John Lothian Profiles: A Look Back with Steve Staszak

John Lothian

John Lothian

Executive Chairman and CEO

Former CME Group Director of Clearing Operations Reflects on a Career that Spanned the Modern Futures Trading Era

Steve Staszak recently retired from the CME Group, where he was director of clearing operations.

Staszak began his career at the old CME Building on Franklin Street. He was there for the beginning of currency trading on the International Monetary Market and at the end for the launch of bitcoin futures.

John Lothian News sat down with Staszak for a look back at his career, which spanned the days of grains and meats to the modern era of futures trading and all the great events in between.

He talks about the innovations brought on by the 1987 stock market crash and his role in implementing them. He finishes with a statement of appreciation for Leo Melamed’s leadership at the CME and the impact it had on his career.

Crisis memory, geopolitics and the risks of financial contagion

Crisis memory, geopolitics and the risks of financial contagion

First Read Hits & Takes John Lothian & JLN Staff When Jack A. Wing died in 2011, I realized the industry was losing some of the pioneers of the financial futures era. Wing founded the masters program in financial engineering at the Illinois Institute of Technology,...

We visit more than 100 financial news websites daily (Would YOU do that?)

The Spread

More Trader History Videos

Veteran Trader George Hanley Reflects on Trading Career and Family Legacy in Part Three of Open Outcry Traders History Project Interview

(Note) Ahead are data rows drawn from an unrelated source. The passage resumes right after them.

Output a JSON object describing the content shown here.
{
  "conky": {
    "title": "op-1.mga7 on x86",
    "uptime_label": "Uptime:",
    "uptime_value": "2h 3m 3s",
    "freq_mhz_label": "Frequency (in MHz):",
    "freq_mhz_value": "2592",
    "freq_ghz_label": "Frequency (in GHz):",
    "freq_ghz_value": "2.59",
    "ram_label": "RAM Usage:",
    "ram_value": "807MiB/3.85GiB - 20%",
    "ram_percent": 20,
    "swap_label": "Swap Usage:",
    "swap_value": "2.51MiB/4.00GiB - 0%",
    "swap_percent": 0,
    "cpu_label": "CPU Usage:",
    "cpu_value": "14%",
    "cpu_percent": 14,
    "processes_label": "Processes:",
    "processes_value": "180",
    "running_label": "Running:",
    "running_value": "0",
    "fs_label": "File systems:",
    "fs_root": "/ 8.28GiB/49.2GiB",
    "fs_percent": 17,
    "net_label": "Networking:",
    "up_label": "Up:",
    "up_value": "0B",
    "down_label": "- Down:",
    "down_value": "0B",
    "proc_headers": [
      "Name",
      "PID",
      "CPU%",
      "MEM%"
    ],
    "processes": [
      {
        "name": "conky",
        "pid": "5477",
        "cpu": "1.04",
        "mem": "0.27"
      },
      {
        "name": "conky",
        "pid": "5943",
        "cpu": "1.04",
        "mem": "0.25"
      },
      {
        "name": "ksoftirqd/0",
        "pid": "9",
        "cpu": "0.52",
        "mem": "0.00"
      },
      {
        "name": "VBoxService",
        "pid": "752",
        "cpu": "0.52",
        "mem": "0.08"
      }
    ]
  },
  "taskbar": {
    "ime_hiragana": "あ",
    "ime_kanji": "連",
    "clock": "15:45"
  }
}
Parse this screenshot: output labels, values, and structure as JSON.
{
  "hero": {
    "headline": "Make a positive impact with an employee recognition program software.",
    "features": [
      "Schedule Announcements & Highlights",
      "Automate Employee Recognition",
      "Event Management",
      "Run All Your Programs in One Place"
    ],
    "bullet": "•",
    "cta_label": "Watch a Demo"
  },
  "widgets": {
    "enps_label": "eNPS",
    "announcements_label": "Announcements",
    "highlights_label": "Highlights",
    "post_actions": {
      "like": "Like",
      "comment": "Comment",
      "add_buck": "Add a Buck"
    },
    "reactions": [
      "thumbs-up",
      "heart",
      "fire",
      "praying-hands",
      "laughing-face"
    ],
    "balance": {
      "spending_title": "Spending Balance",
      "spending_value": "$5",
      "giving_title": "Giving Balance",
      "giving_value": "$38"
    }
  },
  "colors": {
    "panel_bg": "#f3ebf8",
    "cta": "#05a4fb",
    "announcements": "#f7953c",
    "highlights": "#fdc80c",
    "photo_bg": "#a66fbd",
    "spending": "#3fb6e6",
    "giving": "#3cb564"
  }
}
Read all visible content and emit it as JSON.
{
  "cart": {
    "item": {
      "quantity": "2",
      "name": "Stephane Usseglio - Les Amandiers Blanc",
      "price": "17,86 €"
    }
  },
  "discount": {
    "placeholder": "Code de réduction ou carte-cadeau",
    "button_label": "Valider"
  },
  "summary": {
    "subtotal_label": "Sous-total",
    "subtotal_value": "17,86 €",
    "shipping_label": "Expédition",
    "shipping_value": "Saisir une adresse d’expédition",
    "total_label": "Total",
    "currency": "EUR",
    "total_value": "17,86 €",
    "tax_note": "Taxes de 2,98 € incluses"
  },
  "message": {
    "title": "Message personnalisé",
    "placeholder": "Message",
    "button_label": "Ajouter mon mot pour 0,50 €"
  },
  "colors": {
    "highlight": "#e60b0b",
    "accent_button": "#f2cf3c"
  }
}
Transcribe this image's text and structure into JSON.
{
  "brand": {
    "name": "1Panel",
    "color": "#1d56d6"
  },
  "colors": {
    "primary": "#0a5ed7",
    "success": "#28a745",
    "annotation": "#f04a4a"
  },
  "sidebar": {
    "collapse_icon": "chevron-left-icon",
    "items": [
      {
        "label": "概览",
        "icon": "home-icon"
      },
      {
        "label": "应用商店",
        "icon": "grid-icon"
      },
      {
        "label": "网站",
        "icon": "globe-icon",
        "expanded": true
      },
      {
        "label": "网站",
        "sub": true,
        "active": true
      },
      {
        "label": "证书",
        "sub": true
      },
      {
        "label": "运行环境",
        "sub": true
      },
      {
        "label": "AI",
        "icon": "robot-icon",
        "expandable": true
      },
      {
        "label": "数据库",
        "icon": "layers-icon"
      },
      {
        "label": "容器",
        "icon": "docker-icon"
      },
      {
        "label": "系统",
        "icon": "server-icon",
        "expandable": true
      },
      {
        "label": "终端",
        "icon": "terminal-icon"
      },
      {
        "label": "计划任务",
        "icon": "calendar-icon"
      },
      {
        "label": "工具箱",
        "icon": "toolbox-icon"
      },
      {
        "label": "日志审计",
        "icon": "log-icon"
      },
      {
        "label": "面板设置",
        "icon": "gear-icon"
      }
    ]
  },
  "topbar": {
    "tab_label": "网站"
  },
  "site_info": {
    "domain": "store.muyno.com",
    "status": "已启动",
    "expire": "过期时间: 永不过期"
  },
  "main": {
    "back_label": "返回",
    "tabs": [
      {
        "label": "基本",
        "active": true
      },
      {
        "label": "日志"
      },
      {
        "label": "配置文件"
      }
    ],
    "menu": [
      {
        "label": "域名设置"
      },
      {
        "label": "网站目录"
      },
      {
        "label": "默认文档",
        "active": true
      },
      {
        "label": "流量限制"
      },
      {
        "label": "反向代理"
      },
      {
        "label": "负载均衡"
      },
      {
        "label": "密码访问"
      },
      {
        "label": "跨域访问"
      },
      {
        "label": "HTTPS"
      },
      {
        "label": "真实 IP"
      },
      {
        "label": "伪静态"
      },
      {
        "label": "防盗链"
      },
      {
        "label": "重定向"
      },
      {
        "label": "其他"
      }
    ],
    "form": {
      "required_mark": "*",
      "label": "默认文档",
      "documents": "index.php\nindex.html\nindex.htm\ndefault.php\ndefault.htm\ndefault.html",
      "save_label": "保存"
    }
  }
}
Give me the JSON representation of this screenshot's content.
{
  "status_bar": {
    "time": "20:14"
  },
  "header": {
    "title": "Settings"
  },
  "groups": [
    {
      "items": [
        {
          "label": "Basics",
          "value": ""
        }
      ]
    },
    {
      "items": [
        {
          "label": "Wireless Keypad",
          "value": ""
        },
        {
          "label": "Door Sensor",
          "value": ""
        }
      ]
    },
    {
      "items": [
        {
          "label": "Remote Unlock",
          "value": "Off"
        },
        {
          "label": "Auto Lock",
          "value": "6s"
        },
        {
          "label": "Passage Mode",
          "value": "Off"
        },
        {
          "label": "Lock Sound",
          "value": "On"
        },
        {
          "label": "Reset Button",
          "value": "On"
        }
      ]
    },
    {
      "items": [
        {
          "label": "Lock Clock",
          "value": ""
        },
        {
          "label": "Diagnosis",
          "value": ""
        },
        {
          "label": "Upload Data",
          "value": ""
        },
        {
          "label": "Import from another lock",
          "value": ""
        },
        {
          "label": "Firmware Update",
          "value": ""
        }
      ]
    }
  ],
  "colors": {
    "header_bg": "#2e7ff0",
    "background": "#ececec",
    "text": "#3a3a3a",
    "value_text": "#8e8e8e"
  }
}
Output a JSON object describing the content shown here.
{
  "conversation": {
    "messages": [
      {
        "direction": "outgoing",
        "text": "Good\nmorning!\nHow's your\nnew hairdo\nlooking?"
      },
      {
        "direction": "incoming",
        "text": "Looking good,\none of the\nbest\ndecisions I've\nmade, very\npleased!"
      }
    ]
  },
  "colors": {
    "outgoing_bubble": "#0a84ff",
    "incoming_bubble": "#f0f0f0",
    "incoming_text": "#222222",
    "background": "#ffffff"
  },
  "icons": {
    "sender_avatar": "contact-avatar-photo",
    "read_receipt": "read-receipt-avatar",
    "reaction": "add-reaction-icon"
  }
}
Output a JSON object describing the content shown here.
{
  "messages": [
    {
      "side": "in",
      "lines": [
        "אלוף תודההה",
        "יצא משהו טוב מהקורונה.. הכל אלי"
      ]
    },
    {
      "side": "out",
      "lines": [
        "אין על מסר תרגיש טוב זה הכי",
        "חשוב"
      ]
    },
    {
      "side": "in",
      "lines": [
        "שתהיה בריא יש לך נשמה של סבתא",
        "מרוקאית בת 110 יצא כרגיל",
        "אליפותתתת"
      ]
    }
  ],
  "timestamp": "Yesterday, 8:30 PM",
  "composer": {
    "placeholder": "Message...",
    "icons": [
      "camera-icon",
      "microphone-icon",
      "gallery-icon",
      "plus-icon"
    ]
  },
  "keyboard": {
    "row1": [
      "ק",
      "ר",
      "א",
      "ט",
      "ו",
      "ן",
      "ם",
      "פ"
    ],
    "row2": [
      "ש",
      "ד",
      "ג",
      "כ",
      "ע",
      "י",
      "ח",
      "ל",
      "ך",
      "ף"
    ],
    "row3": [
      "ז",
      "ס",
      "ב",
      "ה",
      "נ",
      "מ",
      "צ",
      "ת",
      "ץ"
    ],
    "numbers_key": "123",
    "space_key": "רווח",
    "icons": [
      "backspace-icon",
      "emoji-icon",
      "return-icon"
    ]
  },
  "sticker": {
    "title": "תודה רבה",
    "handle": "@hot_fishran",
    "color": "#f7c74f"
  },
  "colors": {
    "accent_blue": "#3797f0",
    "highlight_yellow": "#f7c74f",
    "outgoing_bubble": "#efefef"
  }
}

Veteran Trader George Hanley Reflects on Trading Career and Family Legacy in Part Three of Open Outcry Traders History Project Interview

In the third installment of the Open Outcry Traders History Project interview series, veteran trader George Hanley dives deeper into his trading career, family legacy, and the evolution of his business ventures. Conducted by John Lothian News for the MarketsWiki Education series, this segment offers a comprehensive look at Hanley’s experiences and insights from his time on the trading floors.

George Hanley Reflects on Trading Career in Second Interview Segment of Open Outcry Traders History Project Interview

George Hanley Reflects on Trading Career in Second Interview Segment of Open Outcry Traders History Project Interview

In the second part of the Open Outcry Traders History Project interview with veteran trader George Hanley for the MarketsWiki Education series, Hanley shares insights into his dynamic trading journey.

Hanley was trading every month of soybeans at the MidAm and he was one of the few people at the exchange who figured out how to trade the expiring contract and take delivery, if need be. He opened the necessary banking lines, and one time the last day before expiration, he bought the market limit down and sold it limit up because others were afraid to get caught and have to take delivery, he said.

Veteran Trader George Hanley Shares Family’s Legacy in Trading at CBOT in Open Outcry Traders History Project Interview

Veteran Trader George Hanley Shares Family’s Legacy in Trading at CBOT in Open Outcry Traders History Project Interview

May 16, 2024 — In an interview for the Open Outcry Traders History Project, veteran trader George Hanley recounted the rich history of his family’s involvement with the Chicago Board of Trade (CBOT). The interview, part one of three parts conducted by John Lothian News for the  MarketsWiki Education video series, explored the Hanley family’s deep-rooted connections to the trading world, dating back to the early 20th century.

Sam Gaer’s Open Outcry History Was a Path To Electronic Trading

Sam Gaer’s Open Outcry History Was a Path To Electronic Trading

Sam Gaer’s foray into the futures industry began at the age of 15 when he sought a summer job and was recruited as a runner on the COMEX. Initially hesitant to wake up at 7 a.m. and commute from his suburban New Jersey home to New York, he swiftly relented upon learning of the $5 cash hourly wage.

His first day saw him working in the COMEX gold pit, running orders to brokers. Despite not really knowing what he was doing, by the end of the summer he had figured out how to chart prices. He also knew about taking orders from phone clerks, running them where they needed to go, what types of orders there were and where the more important orders went. He said, “I just kind of took to it.”